■ Work request ■
All of the entries need to be repeated exactly. Leave nothing out.

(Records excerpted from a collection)

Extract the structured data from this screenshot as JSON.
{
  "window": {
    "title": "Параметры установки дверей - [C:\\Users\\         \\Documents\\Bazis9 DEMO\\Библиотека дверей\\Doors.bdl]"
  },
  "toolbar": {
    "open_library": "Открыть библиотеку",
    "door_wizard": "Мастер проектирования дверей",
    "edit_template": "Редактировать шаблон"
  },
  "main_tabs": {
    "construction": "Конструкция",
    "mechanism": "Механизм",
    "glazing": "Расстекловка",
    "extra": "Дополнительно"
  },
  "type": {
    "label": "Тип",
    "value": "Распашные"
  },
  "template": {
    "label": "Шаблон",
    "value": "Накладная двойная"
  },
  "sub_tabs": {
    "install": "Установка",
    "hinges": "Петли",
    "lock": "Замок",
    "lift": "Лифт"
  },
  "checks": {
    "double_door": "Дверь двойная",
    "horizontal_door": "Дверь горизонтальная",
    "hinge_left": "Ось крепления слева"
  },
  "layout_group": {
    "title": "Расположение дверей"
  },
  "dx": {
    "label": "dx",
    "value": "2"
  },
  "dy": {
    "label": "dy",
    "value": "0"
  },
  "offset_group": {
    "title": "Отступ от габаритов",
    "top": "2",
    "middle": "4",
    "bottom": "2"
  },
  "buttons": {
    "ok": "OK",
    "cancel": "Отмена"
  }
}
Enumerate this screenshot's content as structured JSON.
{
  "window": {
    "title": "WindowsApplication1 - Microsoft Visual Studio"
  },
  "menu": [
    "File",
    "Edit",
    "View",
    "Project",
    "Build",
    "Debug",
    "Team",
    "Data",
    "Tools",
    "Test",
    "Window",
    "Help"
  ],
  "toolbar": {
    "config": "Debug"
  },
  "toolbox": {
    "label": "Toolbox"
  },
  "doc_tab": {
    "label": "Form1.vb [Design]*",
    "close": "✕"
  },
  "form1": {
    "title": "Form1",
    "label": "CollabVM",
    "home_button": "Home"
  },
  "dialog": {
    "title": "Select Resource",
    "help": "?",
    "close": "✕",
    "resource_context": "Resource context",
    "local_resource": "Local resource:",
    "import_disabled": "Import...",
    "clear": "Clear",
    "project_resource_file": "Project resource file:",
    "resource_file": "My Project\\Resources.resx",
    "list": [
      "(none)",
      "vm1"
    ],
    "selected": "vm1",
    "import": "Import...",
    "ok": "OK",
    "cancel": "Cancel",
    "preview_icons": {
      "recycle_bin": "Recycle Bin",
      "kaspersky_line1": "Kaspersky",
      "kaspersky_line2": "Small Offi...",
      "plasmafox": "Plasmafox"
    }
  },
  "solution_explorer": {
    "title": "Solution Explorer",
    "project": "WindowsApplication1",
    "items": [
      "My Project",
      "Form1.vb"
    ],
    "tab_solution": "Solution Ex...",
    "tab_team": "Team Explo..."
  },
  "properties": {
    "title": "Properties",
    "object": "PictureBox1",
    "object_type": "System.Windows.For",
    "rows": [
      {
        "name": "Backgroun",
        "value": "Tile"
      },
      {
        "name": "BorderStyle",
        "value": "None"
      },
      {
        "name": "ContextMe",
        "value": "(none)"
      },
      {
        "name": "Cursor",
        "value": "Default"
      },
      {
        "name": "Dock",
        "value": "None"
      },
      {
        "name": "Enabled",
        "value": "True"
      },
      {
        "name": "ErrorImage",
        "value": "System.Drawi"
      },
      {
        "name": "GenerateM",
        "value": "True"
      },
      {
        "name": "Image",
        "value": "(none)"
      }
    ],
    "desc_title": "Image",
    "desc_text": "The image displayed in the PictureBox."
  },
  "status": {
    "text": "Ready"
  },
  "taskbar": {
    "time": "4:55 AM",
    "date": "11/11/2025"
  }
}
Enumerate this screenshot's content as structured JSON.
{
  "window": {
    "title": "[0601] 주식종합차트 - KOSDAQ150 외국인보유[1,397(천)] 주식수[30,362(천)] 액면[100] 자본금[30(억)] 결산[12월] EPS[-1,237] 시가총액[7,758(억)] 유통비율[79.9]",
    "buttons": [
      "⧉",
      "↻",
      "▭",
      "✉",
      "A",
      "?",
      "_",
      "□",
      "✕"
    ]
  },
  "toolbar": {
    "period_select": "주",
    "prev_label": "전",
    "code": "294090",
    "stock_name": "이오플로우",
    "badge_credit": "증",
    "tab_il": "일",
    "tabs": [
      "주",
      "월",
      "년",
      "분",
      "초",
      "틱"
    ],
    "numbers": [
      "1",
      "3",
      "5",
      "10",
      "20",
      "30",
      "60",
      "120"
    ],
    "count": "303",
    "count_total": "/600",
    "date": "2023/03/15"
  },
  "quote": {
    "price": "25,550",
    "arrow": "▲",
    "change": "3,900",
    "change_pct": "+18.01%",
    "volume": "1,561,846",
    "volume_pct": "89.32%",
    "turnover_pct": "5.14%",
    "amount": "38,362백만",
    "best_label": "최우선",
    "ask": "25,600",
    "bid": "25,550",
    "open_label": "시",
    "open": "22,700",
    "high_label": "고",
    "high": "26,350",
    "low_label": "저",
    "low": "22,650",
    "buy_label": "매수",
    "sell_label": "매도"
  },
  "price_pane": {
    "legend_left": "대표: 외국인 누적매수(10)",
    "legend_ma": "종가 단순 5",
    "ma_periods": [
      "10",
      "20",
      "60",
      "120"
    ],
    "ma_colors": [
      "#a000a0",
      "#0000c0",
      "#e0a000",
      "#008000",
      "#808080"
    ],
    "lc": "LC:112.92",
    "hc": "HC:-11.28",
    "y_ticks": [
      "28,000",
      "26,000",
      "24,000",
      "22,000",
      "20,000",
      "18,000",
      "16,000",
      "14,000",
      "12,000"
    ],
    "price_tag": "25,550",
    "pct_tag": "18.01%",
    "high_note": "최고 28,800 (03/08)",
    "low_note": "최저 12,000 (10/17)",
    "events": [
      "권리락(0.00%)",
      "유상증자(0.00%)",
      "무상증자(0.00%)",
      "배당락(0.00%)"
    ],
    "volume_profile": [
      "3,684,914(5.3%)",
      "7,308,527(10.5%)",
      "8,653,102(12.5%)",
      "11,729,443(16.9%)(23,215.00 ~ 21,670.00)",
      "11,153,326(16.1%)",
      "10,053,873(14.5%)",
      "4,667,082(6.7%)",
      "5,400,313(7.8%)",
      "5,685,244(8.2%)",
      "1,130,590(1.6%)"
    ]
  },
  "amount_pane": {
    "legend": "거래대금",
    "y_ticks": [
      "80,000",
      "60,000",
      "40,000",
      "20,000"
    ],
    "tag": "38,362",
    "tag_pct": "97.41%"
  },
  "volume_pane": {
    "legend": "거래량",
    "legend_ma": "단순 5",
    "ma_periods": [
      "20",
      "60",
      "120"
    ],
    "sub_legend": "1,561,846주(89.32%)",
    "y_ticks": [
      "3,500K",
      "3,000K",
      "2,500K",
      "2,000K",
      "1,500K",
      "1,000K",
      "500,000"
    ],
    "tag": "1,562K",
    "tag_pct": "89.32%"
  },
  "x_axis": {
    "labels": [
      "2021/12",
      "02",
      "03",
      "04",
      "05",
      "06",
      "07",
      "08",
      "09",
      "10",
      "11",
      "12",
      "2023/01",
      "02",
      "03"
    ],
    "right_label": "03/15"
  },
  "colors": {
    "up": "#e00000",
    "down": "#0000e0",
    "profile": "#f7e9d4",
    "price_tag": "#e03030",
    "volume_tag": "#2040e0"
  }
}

■ Task response ■
Extract the structured data from this screenshot as JSON.
{
  "window": {
    "title": "Параметры установки дверей - [C:\\Users\\         \\Documents\\Bazis9 DEMO\\Библиотека дверей\\Doors.bdl]"
  },
  "toolbar": {
    "open_library": "Открыть библиотеку",
    "door_wizard": "Мастер проектирования дверей",
    "edit_template": "Редактировать шаблон"
  },
  "main_tabs": {
    "construction": "Конструкция",
    "mechanism": "Механизм",
    "glazing": "Расстекловка",
    "extra": "Дополнительно"
  },
  "type": {
    "label": "Тип",
    "value": "Распашные"
  },
  "template": {
    "label": "Шаблон",
    "value": "Накладная двойная"
  },
  "sub_tabs": {
    "install": "Установка",
    "hinges": "Петли",
    "lock": "Замок",
    "lift": "Лифт"
  },
  "checks": {
    "double_door": "Дверь двойная",
    "horizontal_door": "Дверь горизонтальная",
    "hinge_left": "Ось крепления слева"
  },
  "layout_group": {
    "title": "Расположение дверей"
  },
  "dx": {
    "label": "dx",
    "value": "2"
  },
  "dy": {
    "label": "dy",
    "value": "0"
  },
  "offset_group": {
    "title": "Отступ от габаритов",
    "top": "2",
    "middle": "4",
    "bottom": "2"
  },
  "buttons": {
    "ok": "OK",
    "cancel": "Отмена"
  }
}
Enumerate this screenshot's content as structured JSON.
{
  "window": {
    "title": "WindowsApplication1 - Microsoft Visual Studio"
  },
  "menu": [
    "File",
    "Edit",
    "View",
    "Project",
    "Build",
    "Debug",
    "Team",
    "Data",
    "Tools",
    "Test",
    "Window",
    "Help"
  ],
  "toolbar": {
    "config": "Debug"
  },
  "toolbox": {
    "label": "Toolbox"
  },
  "doc_tab": {
    "label": "Form1.vb [Design]*",
    "close": "✕"
  },
  "form1": {
    "title": "Form1",
    "label": "CollabVM",
    "home_button": "Home"
  },
  "dialog": {
    "title": "Select Resource",
    "help": "?",
    "close": "✕",
    "resource_context": "Resource context",
    "local_resource": "Local resource:",
    "import_disabled": "Import...",
    "clear": "Clear",
    "project_resource_file": "Project resource file:",
    "resource_file": "My Project\\Resources.resx",
    "list": [
      "(none)",
      "vm1"
    ],
    "selected": "vm1",
    "import": "Import...",
    "ok": "OK",
    "cancel": "Cancel",
    "preview_icons": {
      "recycle_bin": "Recycle Bin",
      "kaspersky_line1": "Kaspersky",
      "kaspersky_line2": "Small Offi...",
      "plasmafox": "Plasmafox"
    }
  },
  "solution_explorer": {
    "title": "Solution Explorer",
    "project": "WindowsApplication1",
    "items": [
      "My Project",
      "Form1.vb"
    ],
    "tab_solution": "Solution Ex...",
    "tab_team": "Team Explo..."
  },
  "properties": {
    "title": "Properties",
    "object": "PictureBox1",
    "object_type": "System.Windows.For",
    "rows": [
      {
        "name": "Backgroun",
        "value": "Tile"
      },
      {
        "name": "BorderStyle",
        "value": "None"
      },
      {
        "name": "ContextMe",
        "value": "(none)"
      },
      {
        "name": "Cursor",
        "value": "Default"
      },
      {
        "name": "Dock",
        "value": "None"
      },
      {
        "name": "Enabled",
        "value": "True"
      },
      {
        "name": "ErrorImage",
        "value": "System.Drawi"
      },
      {
        "name": "GenerateM",
        "value": "True"
      },
      {
        "name": "Image",
        "value": "(none)"
      }
    ],
    "desc_title": "Image",
    "desc_text": "The image displayed in the PictureBox."
  },
  "status": {
    "text": "Ready"
  },
  "taskbar": {
    "time": "4:55 AM",
    "date": "11/11/2025"
  }
}
Enumerate this screenshot's content as structured JSON.
{
  "window": {
    "title": "[0601] 주식종합차트 - KOSDAQ150 외국인보유[1,397(천)] 주식수[30,362(천)] 액면[100] 자본금[30(억)] 결산[12월] EPS[-1,237] 시가총액[7,758(억)] 유통비율[79.9]",
    "buttons": [
      "⧉",
      "↻",
      "▭",
      "✉",
      "A",
      "?",
      "_",
      "□",
      "✕"
    ]
  },
  "toolbar": {
    "period_select": "주",
    "prev_label": "전",
    "code": "294090",
    "stock_name": "이오플로우",
    "badge_credit": "증",
    "tab_il": "일",
    "tabs": [
      "주",
      "월",
      "년",
      "분",
      "초",
      "틱"
    ],
    "numbers": [
      "1",
      "3",
      "5",
      "10",
      "20",
      "30",
      "60",
      "120"
    ],
    "count": "303",
    "count_total": "/600",
    "date": "2023/03/15"
  },
  "quote": {
    "price": "25,550",
    "arrow": "▲",
    "change": "3,900",
    "change_pct": "+18.01%",
    "volume": "1,561,846",
    "volume_pct": "89.32%",
    "turnover_pct": "5.14%",
    "amount": "38,362백만",
    "best_label": "최우선",
    "ask": "25,600",
    "bid": "25,550",
    "open_label": "시",
    "open": "22,700",
    "high_label": "고",
    "high": "26,350",
    "low_label": "저",
    "low": "22,650",
    "buy_label": "매수",
    "sell_label": "매도"
  },
  "price_pane": {
    "legend_left": "대표: 외국인 누적매수(10)",
    "legend_ma": "종가 단순 5",
    "ma_periods": [
      "10",
      "20",
      "60",
      "120"
    ],
    "ma_colors": [
      "#a000a0",
      "#0000c0",
      "#e0a000",
      "#008000",
      "#808080"
    ],
    "lc": "LC:112.92",
    "hc": "HC:-11.28",
    "y_ticks": [
      "28,000",
      "26,000",
      "24,000",
      "22,000",
      "20,000",
      "18,000",
      "16,000",
      "14,000",
      "12,000"
    ],
    "price_tag": "25,550",
    "pct_tag": "18.01%",
    "high_note": "최고 28,800 (03/08)",
    "low_note": "최저 12,000 (10/17)",
    "events": [
      "권리락(0.00%)",
      "유상증자(0.00%)",
      "무상증자(0.00%)",
      "배당락(0.00%)"
    ],
    "volume_profile": [
      "3,684,914(5.3%)",
      "7,308,527(10.5%)",
      "8,653,102(12.5%)",
      "11,729,443(16.9%)(23,215.00 ~ 21,670.00)",
      "11,153,326(16.1%)",
      "10,053,873(14.5%)",
      "4,667,082(6.7%)",
      "5,400,313(7.8%)",
      "5,685,244(8.2%)",
      "1,130,590(1.6%)"
    ]
  },
  "amount_pane": {
    "legend": "거래대금",
    "y_ticks": [
      "80,000",
      "60,000",
      "40,000",
      "20,000"
    ],
    "tag": "38,362",
    "tag_pct": "97.41%"
  },
  "volume_pane": {
    "legend": "거래량",
    "legend_ma": "단순 5",
    "ma_periods": [
      "20",
      "60",
      "120"
    ],
    "sub_legend": "1,561,846주(89.32%)",
    "y_ticks": [
      "3,500K",
      "3,000K",
      "2,500K",
      "2,000K",
      "1,500K",
      "1,000K",
      "500,000"
    ],
    "tag": "1,562K",
    "tag_pct": "89.32%"
  },
  "x_axis": {
    "labels": [
      "2021/12",
      "02",
      "03",
      "04",
      "05",
      "06",
      "07",
      "08",
      "09",
      "10",
      "11",
      "12",
      "2023/01",
      "02",
      "03"
    ],
    "right_label": "03/15"
  },
  "colors": {
    "up": "#e00000",
    "down": "#0000e0",
    "profile": "#f7e9d4",
    "price_tag": "#e03030",
    "volume_tag": "#2040e0"
  }
}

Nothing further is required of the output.